■ **Work required**:
Everything from the line with "What data populates" to the last line of the listing must be retyped exactly, both ends included, with the pictures dropped.

■ **Dataset records**:

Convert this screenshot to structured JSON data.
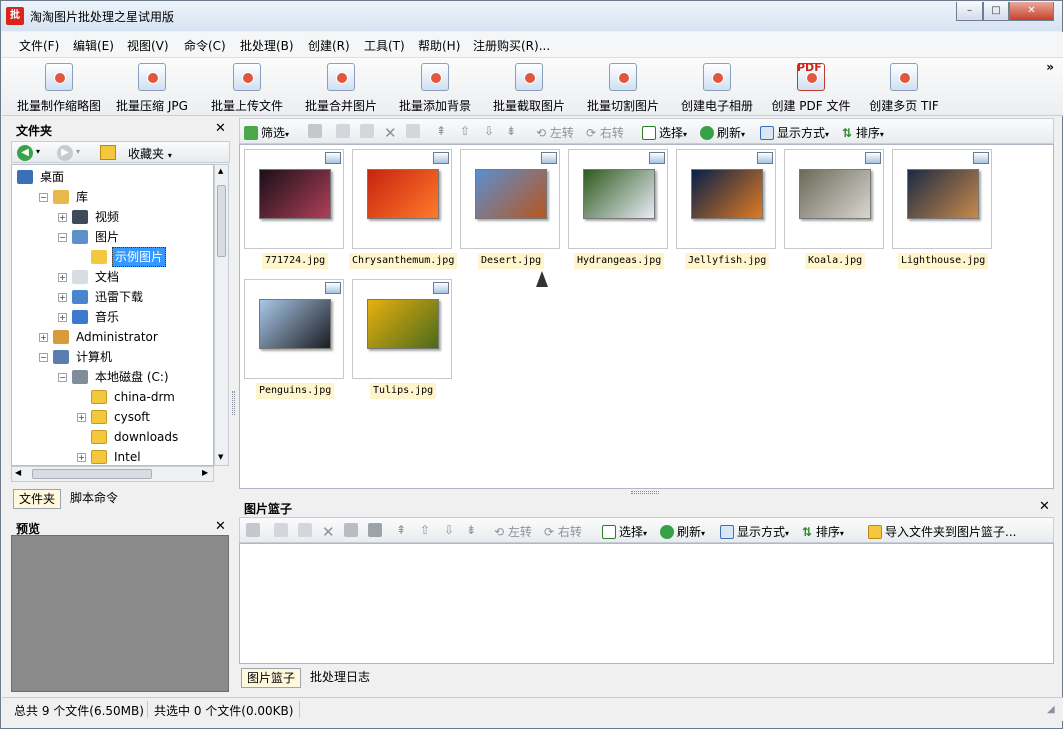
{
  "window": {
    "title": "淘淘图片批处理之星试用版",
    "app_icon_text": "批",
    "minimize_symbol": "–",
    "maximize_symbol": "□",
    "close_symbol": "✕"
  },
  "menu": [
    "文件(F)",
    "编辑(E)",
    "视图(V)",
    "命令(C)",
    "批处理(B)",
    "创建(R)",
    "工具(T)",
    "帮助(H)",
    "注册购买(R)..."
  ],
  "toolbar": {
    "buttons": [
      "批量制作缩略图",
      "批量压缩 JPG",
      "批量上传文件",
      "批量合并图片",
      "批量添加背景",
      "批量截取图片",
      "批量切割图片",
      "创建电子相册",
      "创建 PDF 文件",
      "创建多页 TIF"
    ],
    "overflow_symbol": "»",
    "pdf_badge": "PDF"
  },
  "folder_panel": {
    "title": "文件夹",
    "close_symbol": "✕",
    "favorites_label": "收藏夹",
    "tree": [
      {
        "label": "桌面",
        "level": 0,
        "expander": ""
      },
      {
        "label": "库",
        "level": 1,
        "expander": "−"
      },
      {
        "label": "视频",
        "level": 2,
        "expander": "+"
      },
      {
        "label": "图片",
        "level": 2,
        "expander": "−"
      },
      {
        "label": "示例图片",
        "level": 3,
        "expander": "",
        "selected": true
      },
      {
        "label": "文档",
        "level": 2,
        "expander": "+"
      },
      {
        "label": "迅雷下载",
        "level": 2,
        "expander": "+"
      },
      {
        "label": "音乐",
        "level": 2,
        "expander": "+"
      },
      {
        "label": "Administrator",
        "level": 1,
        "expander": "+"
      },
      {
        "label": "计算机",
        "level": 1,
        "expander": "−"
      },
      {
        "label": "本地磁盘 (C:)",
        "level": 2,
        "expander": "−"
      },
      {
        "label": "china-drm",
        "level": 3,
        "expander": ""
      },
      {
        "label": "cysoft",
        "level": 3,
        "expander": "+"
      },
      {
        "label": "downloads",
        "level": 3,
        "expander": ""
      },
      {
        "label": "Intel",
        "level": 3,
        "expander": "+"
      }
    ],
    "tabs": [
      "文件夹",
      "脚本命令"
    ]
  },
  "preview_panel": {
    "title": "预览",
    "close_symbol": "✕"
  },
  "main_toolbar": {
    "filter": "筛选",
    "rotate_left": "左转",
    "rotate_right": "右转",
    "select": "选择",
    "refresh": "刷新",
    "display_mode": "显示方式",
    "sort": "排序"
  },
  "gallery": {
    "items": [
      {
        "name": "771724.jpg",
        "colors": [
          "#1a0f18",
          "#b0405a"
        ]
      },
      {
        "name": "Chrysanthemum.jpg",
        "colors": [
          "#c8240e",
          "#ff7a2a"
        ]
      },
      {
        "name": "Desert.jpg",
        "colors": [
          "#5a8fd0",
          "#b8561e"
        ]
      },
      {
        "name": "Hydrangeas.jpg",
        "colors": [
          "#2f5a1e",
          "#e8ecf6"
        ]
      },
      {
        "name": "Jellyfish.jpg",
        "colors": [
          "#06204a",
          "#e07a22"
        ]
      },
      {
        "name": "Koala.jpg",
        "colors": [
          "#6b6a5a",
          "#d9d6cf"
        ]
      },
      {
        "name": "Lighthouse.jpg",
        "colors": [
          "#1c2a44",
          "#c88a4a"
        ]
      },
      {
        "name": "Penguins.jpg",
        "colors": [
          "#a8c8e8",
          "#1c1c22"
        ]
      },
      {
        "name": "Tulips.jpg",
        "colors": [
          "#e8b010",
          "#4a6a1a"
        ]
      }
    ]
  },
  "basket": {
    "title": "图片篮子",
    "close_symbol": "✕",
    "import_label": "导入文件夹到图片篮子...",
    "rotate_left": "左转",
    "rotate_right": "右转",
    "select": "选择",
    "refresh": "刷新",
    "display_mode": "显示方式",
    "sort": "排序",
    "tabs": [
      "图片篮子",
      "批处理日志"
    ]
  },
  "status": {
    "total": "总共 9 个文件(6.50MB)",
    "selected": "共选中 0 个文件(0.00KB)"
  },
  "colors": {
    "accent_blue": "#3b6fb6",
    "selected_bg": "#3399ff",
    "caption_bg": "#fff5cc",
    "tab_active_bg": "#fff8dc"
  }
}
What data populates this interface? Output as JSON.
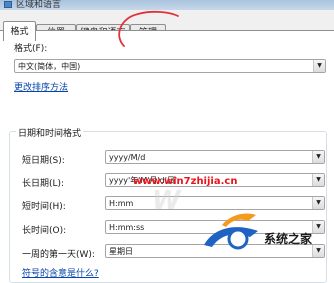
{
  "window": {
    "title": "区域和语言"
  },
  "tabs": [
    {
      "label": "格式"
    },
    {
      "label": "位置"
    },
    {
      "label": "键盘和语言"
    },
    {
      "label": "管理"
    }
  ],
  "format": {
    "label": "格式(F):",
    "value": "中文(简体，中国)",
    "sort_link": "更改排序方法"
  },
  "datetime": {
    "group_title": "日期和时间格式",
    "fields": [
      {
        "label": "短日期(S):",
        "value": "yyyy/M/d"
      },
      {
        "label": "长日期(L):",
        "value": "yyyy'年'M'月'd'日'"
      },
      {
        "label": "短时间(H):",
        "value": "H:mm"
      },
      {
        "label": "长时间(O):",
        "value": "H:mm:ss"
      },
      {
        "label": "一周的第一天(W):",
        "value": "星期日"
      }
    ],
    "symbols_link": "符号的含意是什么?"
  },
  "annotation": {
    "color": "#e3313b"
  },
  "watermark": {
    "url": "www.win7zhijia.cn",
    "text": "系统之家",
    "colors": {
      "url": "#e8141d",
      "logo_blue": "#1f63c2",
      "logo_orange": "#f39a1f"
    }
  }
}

■ **Exercise output**:
What data populates this interface? Output as JSON.
{
  "window": {
    "title": "区域和语言"
  },
  "tabs": [
    {
      "label": "格式"
    },
    {
      "label": "位置"
    },
    {
      "label": "键盘和语言"
    },
    {
      "label": "管理"
    }
  ],
  "format": {
    "label": "格式(F):",
    "value": "中文(简体，中国)",
    "sort_link": "更改排序方法"
  },
  "datetime": {
    "group_title": "日期和时间格式",
    "fields": [
      {
        "label": "短日期(S):",
        "value": "yyyy/M/d"
      },
      {
        "label": "长日期(L):",
        "value": "yyyy'年'M'月'd'日'"
      },
      {
        "label": "短时间(H):",
        "value": "H:mm"
      },
      {
        "label": "长时间(O):",
        "value": "H:mm:ss"
      },
      {
        "label": "一周的第一天(W):",
        "value": "星期日"
      }
    ],
    "symbols_link": "符号的含意是什么?"
  },
  "annotation": {
    "color": "#e3313b"
  },
  "watermark": {
    "url": "www.win7zhijia.cn",
    "text": "系统之家",
    "colors": {
      "url": "#e8141d",
      "logo_blue": "#1f63c2",
      "logo_orange": "#f39a1f"
    }
  }
}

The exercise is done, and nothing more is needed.